A systematic review of the subjective wellbeing outcomes of engaging with (taking part in, performing, viewing) visual arts for adults (“working-age”, 15-64 years) with diagnosed mental health conditions.
1. What are the subjective wellbeing outcomes of engaging with (taking part in, performing, viewing) visual arts for adults (‘working-age’, 15-64 years) with diagnosed mental health conditions?
2.What are the processes by which the subjective wellbeing outcomes are achieved?
Our series of evidence reviews form one programme of work within the What Works for Wellbeing centre. Four systematic reviews aim to examine the subjective wellbeing benefits of different culture and sport practices and how they are distributed between different groups and user communities.
We are still in the process of completing our 3rd systematic review, but preliminary findings suggest that visual arts can have positive wellbeing outcomes for adults with mental health conditions. Published studies from the past 10 years were studied for the review, and their findings synthesised and integrated into an evaluation of the state of knowledge in the field, in terms of the specifics of our research questions. We found that there is limited high-quality evidence, though illuminating case studies from the UK in particular have provided important consistent findings, corroborated by grey literature reporting on interventions and projects. The review includes published findings based on data on/from 163 participants across four countries – Australia, Sweden, the UK, and the USA. A wide variety of wellbeing measures were used in some quantitative, statistical studies. In-depth interviews dominated the most illuminating qualitative studies, giving voice to the experiences of individual subjects. The visual arts practices that featured in the studies included particular forms of painting or drawing, art appreciation with selected art forms, artmaking culminating in an exhibition, and more general creative and craft activities that included visual artefacts such as ceramics or sculpture.

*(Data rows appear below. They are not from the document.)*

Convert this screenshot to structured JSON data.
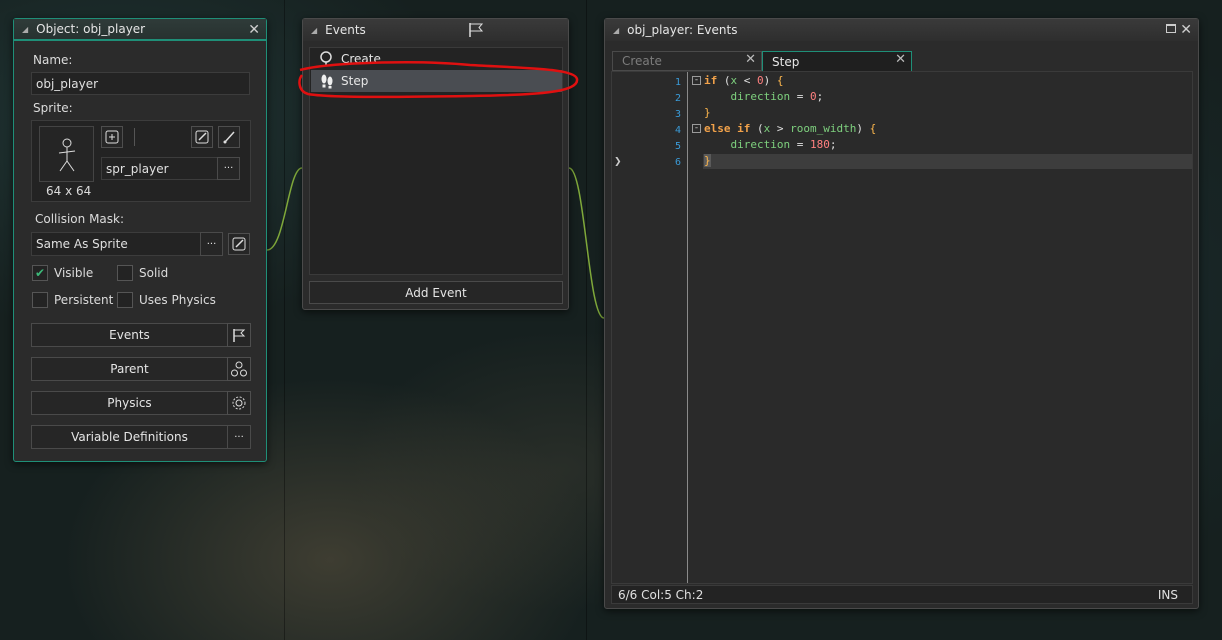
{
  "object_panel": {
    "title": "Object: obj_player",
    "name_label": "Name:",
    "name_value": "obj_player",
    "sprite_label": "Sprite:",
    "sprite_size": "64 x 64",
    "sprite_name": "spr_player",
    "more_glyph": "···",
    "collision_label": "Collision Mask:",
    "collision_value": "Same As Sprite",
    "visible_label": "Visible",
    "solid_label": "Solid",
    "persistent_label": "Persistent",
    "uses_physics_label": "Uses Physics",
    "visible_checked": true,
    "buttons": {
      "events": "Events",
      "parent": "Parent",
      "physics": "Physics",
      "variable_definitions": "Variable Definitions"
    }
  },
  "events_panel": {
    "title": "Events",
    "items": [
      "Create",
      "Step"
    ],
    "selected": "Step",
    "add_event": "Add Event"
  },
  "code_panel": {
    "title": "obj_player: Events",
    "tabs": [
      {
        "label": "Create",
        "active": false
      },
      {
        "label": "Step",
        "active": true
      }
    ],
    "line_numbers": [
      "1",
      "2",
      "3",
      "4",
      "5",
      "6"
    ],
    "code": {
      "l1_kw": "if",
      "l1_a": "(",
      "l1_var": "x",
      "l1_b": " < ",
      "l1_num": "0",
      "l1_c": ") ",
      "l1_br": "{",
      "l2_var": "direction",
      "l2_op": " = ",
      "l2_num": "0",
      "l2_end": ";",
      "l3_br": "}",
      "l4_kw1": "else",
      "l4_kw2": "if",
      "l4_a": "(",
      "l4_var1": "x",
      "l4_b": " > ",
      "l4_var2": "room_width",
      "l4_c": ") ",
      "l4_br": "{",
      "l5_var": "direction",
      "l5_op": " = ",
      "l5_num": "180",
      "l5_end": ";",
      "l6_br": "}"
    },
    "status_position": "6/6 Col:5 Ch:2",
    "status_mode": "INS"
  },
  "colors": {
    "accent_teal": "#1f8f78",
    "annotation_red": "#e01010",
    "line_number_blue": "#3a9bd8"
  }
}
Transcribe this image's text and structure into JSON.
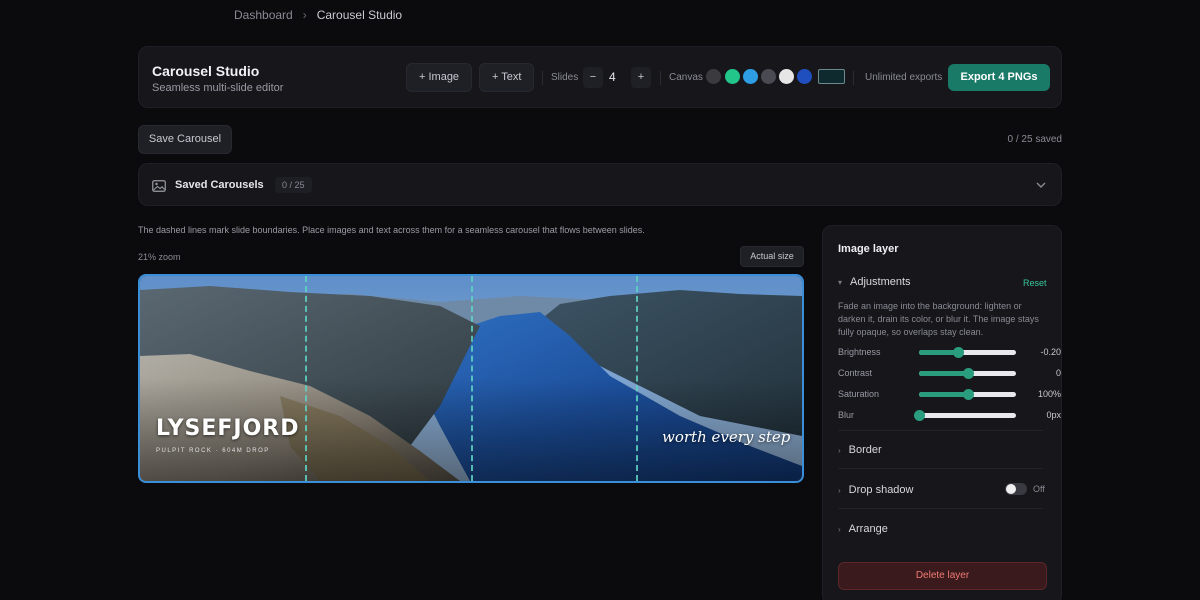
{
  "breadcrumb": {
    "items": [
      "Dashboard",
      "Carousel Studio"
    ]
  },
  "header": {
    "title": "Carousel Studio",
    "subtitle": "Seamless multi-slide editor",
    "add_image_label": "+ Image",
    "add_text_label": "+ Text",
    "slides_label": "Slides",
    "slides_decrement": "−",
    "slides_count": "4",
    "slides_increment": "+",
    "canvas_label": "Canvas",
    "canvas_swatches": [
      "#3a3a3f",
      "#22c58a",
      "#2f9de3",
      "#4a4a52",
      "#e6e6e6",
      "#1f4fbf"
    ],
    "canvas_selected_color": "#0f2a2e",
    "exports_label": "Unlimited exports",
    "export_button": "Export 4 PNGs"
  },
  "toolbar": {
    "save_carousel": "Save Carousel",
    "saved_count": "0 / 25 saved"
  },
  "saved_panel": {
    "title": "Saved Carousels",
    "badge": "0 / 25"
  },
  "editor": {
    "hint": "The dashed lines mark slide boundaries. Place images and text across them for a seamless carousel that flows between slides.",
    "zoom": "21% zoom",
    "actual_size": "Actual size",
    "canvas": {
      "headline": "LYSEFJORD",
      "subline": "PULPIT ROCK · 604M DROP",
      "tagline": "worth every step",
      "slide_count": 4,
      "accent": "#3a8fd8",
      "divider_color": "#5fd3c4"
    }
  },
  "layer_panel": {
    "title": "Image layer",
    "adjustments": {
      "label": "Adjustments",
      "reset": "Reset",
      "description": "Fade an image into the background: lighten or darken it, drain its color, or blur it. The image stays fully opaque, so overlaps stay clean.",
      "sliders": [
        {
          "label": "Brightness",
          "value": "-0.20",
          "level": 0.4
        },
        {
          "label": "Contrast",
          "value": "0",
          "level": 0.5
        },
        {
          "label": "Saturation",
          "value": "100%",
          "level": 0.5
        },
        {
          "label": "Blur",
          "value": "0px",
          "level": 0.0
        }
      ]
    },
    "border_label": "Border",
    "drop_shadow": {
      "label": "Drop shadow",
      "state": "Off"
    },
    "arrange_label": "Arrange",
    "delete_label": "Delete layer"
  }
}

Data from the published quantitative literature indicates that engaging with the visual arts can have the potential to; improve quality of life, reduce symptoms of depression, improve self-reported health and reduce exhaustion. The qualitative literature suggests that sustained engagement in or with the visual arts can create conditions in which self-esteem and confidence are restored in participants. This can offer people a sense of future and re-engagement with others - “bonding” within groups - as several studies report. In addition to the findings from published works, our review of ‘grey literature’ evaluations expands the evidence base. The most compelling evidence illustrates the power of the visual arts in building social capital and self-esteem, reducing mental health stigma, and enhancing wellbeing for people with mental health conditions.

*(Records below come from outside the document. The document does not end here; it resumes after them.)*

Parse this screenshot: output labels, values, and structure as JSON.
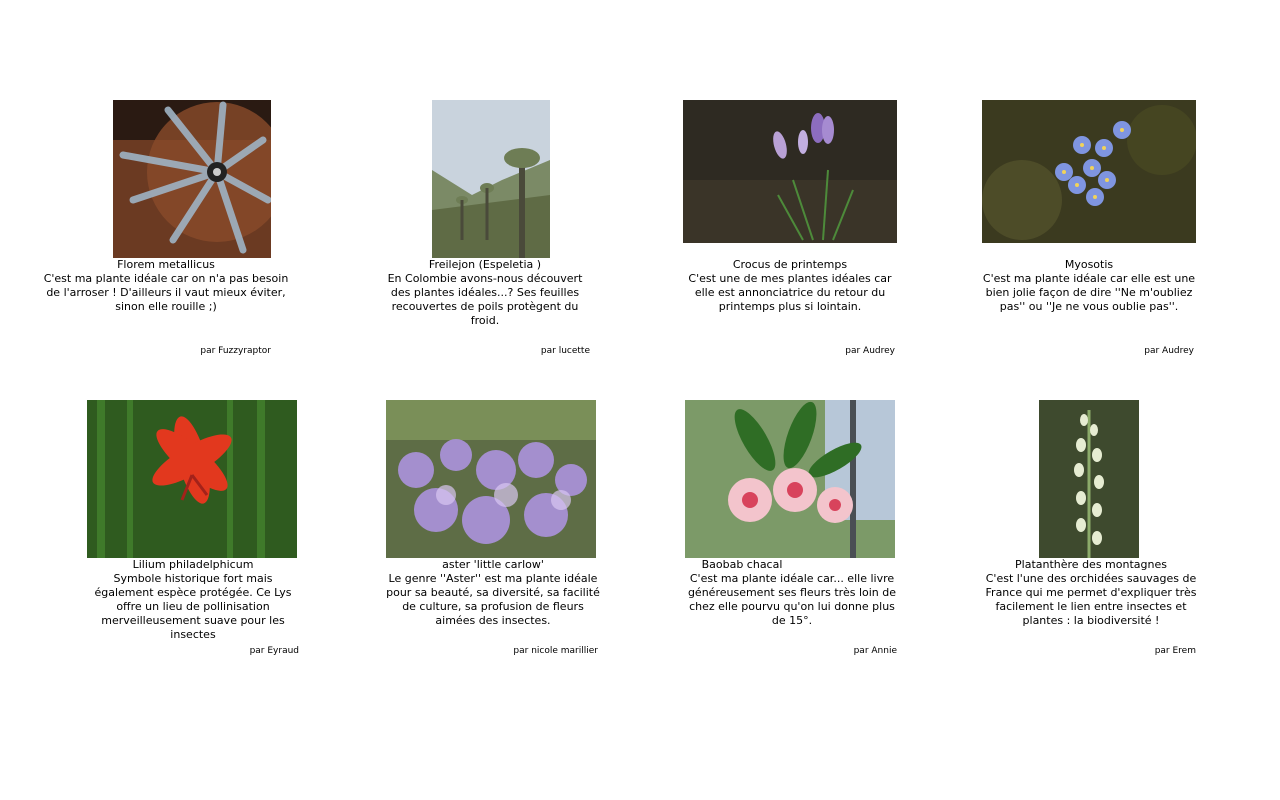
{
  "cards": [
    {
      "title": "Florem metallicus",
      "description": "C'est ma plante idéale car on n'a pas besoin de l'arroser ! D'ailleurs il vaut mieux éviter, sinon elle rouille ;)",
      "author": "par Fuzzyraptor",
      "image_icon": "metal-flower-sculpture-photo"
    },
    {
      "title": "Freilejon (Espeletia )",
      "description": "En Colombie avons-nous découvert des plantes idéales...? Ses feuilles recouvertes de poils protègent du froid.",
      "author": "par lucette",
      "image_icon": "espeletia-landscape-photo"
    },
    {
      "title": "Crocus de printemps",
      "description": "C'est une de mes plantes idéales car elle est annonciatrice du retour du printemps plus si lointain.",
      "author": "par Audrey",
      "image_icon": "crocus-photo"
    },
    {
      "title": "Myosotis",
      "description": "C'est ma plante idéale car elle est une bien jolie façon de dire ''Ne m'oubliez pas'' ou ''Je ne vous oublie pas''.",
      "author": "par Audrey",
      "image_icon": "forget-me-not-photo"
    },
    {
      "title": "Lilium philadelphicum",
      "description": "Symbole historique fort mais également espèce protégée. Ce Lys offre un lieu de pollinisation merveilleusement suave pour les insectes",
      "author": "par Eyraud",
      "image_icon": "red-lily-photo"
    },
    {
      "title": "aster 'little carlow'",
      "description": "Le genre ''Aster'' est ma plante idéale pour sa beauté, sa diversité, sa facilité de culture, sa profusion de fleurs aimées des insectes.",
      "author": "par nicole marillier",
      "image_icon": "aster-photo"
    },
    {
      "title": "Baobab chacal",
      "description": "C'est ma plante idéale car... elle livre généreusement ses fleurs très loin de chez elle pourvu qu'on lui donne plus de 15°.",
      "author": "par Annie",
      "image_icon": "desert-rose-photo"
    },
    {
      "title": "Platanthère des montagnes",
      "description": "C'est l'une des orchidées sauvages de France qui me permet d'expliquer très facilement le lien entre insectes et plantes : la biodiversité !",
      "author": "par Erem",
      "image_icon": "orchid-photo"
    }
  ]
}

Brunel University, the London School of Economics, Winchester University
Review 1. The wellbeing outcomes of music and singing. This includes 3 reviews with different population groups, inclusive of; healthy adults, adults with diagnosed conditions, and adults with dementia:

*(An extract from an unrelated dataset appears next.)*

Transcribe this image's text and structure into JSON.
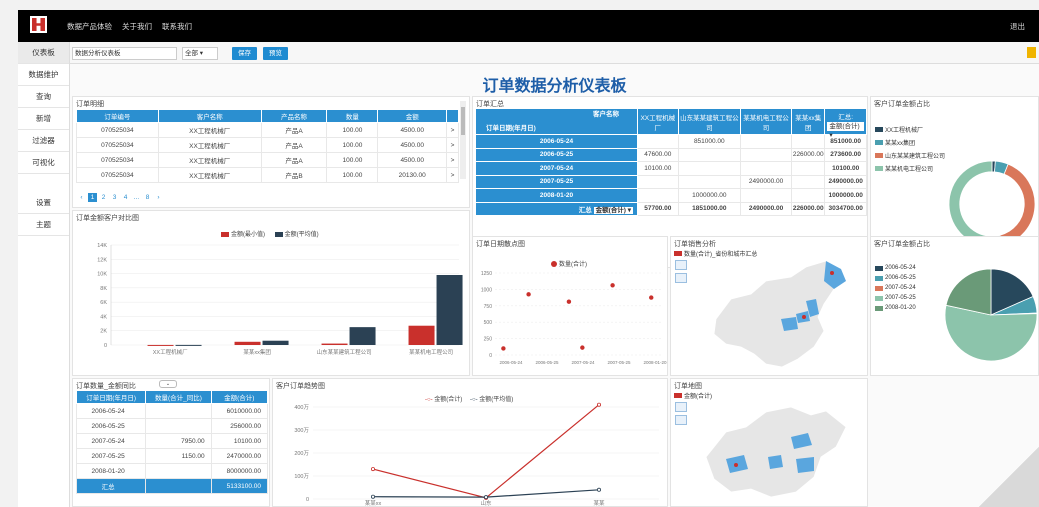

Review 2. The wellbeing outcomes of participating in sport and dance for adolescents (15-24 years of age):
Review 3. In progress.
Lead academic: Professor Alan Tomlinson